From MSDN Custom Numeric Format Strings:
The "00" specifier causes the value to be rounded to the nearest digit preceding the decimal, where rounding away from zero is always used. For example, formatting 34.5 with "00" would result in the value 35.
And MSDN Standard Numeric Format Strings:
The precision specifier indicates the minimum number of digits desired in the resulting string. If required, the number is padded with zeros to its left to produce the number of digits given by the precision specifier.
So to answer your question, according to the docs these don't specifically do the same thing, but in you case it is possible that they are intended to. For example:
double d = 3.678;
Will both print out

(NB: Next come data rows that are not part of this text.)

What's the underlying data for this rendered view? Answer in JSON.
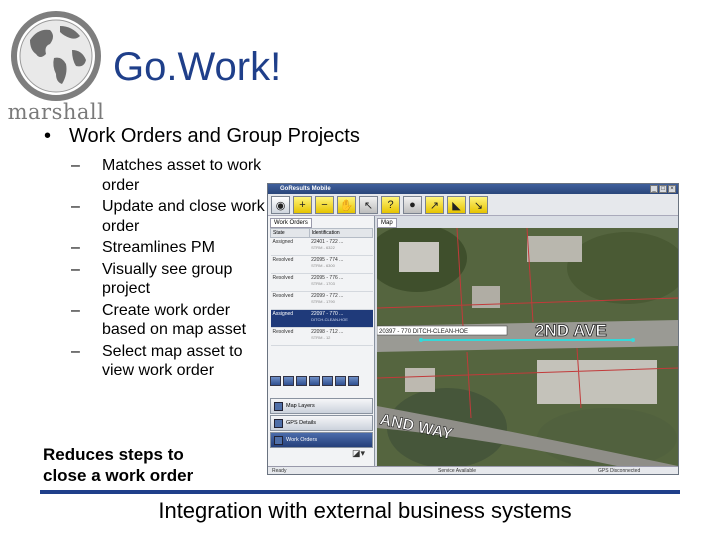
{
  "logo": {
    "wordmark": "marshall"
  },
  "slide": {
    "title": "Go.Work!",
    "main_bullet": "Work Orders and Group Projects",
    "sub_bullets": [
      "Matches asset to work order",
      "Update and close work order",
      "Streamlines PM",
      "Visually see group project",
      "Create work order based on map asset",
      "Select map asset to view work order"
    ],
    "reduce_line1": "Reduces steps to",
    "reduce_line2": "close a work order",
    "footer": "Integration with external business systems"
  },
  "app": {
    "title": "GoResults Mobile",
    "left_tab": "Work Orders",
    "map_tab": "Map",
    "columns": [
      "State",
      "Identification"
    ],
    "rows": [
      {
        "state": "Assigned",
        "id": "22401 - 722 ...",
        "sub": "STRM - 6322"
      },
      {
        "state": "Resolved",
        "id": "22095 - 774 ...",
        "sub": "STRM - 6300"
      },
      {
        "state": "Resolved",
        "id": "22095 - 776 ...",
        "sub": "STRM - 1703"
      },
      {
        "state": "Resolved",
        "id": "22099 - 772 ...",
        "sub": "STRM - 1790"
      },
      {
        "state": "Assigned",
        "id": "22097 - 770 ...",
        "sub": "DITCH-CLEAN-HOE"
      },
      {
        "state": "Resolved",
        "id": "22098 - 712 ...",
        "sub": "STRM - 12"
      }
    ],
    "selected_row": 4,
    "nav_buttons": [
      "Map Layers",
      "GPS Details",
      "Work Orders"
    ],
    "map_callout": "20397 - 770 DITCH-CLEAN-HOE",
    "street_label_1": "2ND AVE",
    "street_label_2": "AND WAY",
    "status_left": "Ready",
    "status_mid": "Service Available",
    "status_right": "GPS Disconnected"
  }
}
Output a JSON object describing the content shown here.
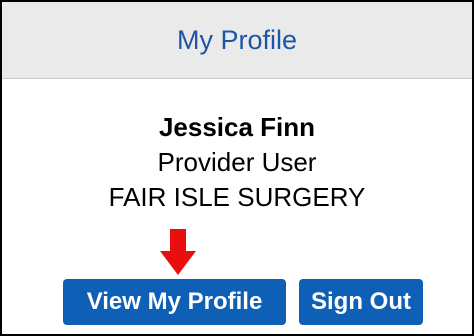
{
  "panel": {
    "title": "My Profile"
  },
  "user": {
    "name": "Jessica Finn",
    "role": "Provider User",
    "organization": "FAIR ISLE SURGERY"
  },
  "actions": {
    "view_profile_label": "View My Profile",
    "sign_out_label": "Sign Out"
  },
  "annotation": {
    "arrow_icon": "red-down-arrow-icon",
    "arrow_color": "#e8100f"
  },
  "colors": {
    "title": "#1f55a6",
    "button": "#0e5fb6",
    "header_bg": "#eaeaea"
  }
}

04. I would imagine those two formats are being used because
D2 is not valid for doubles.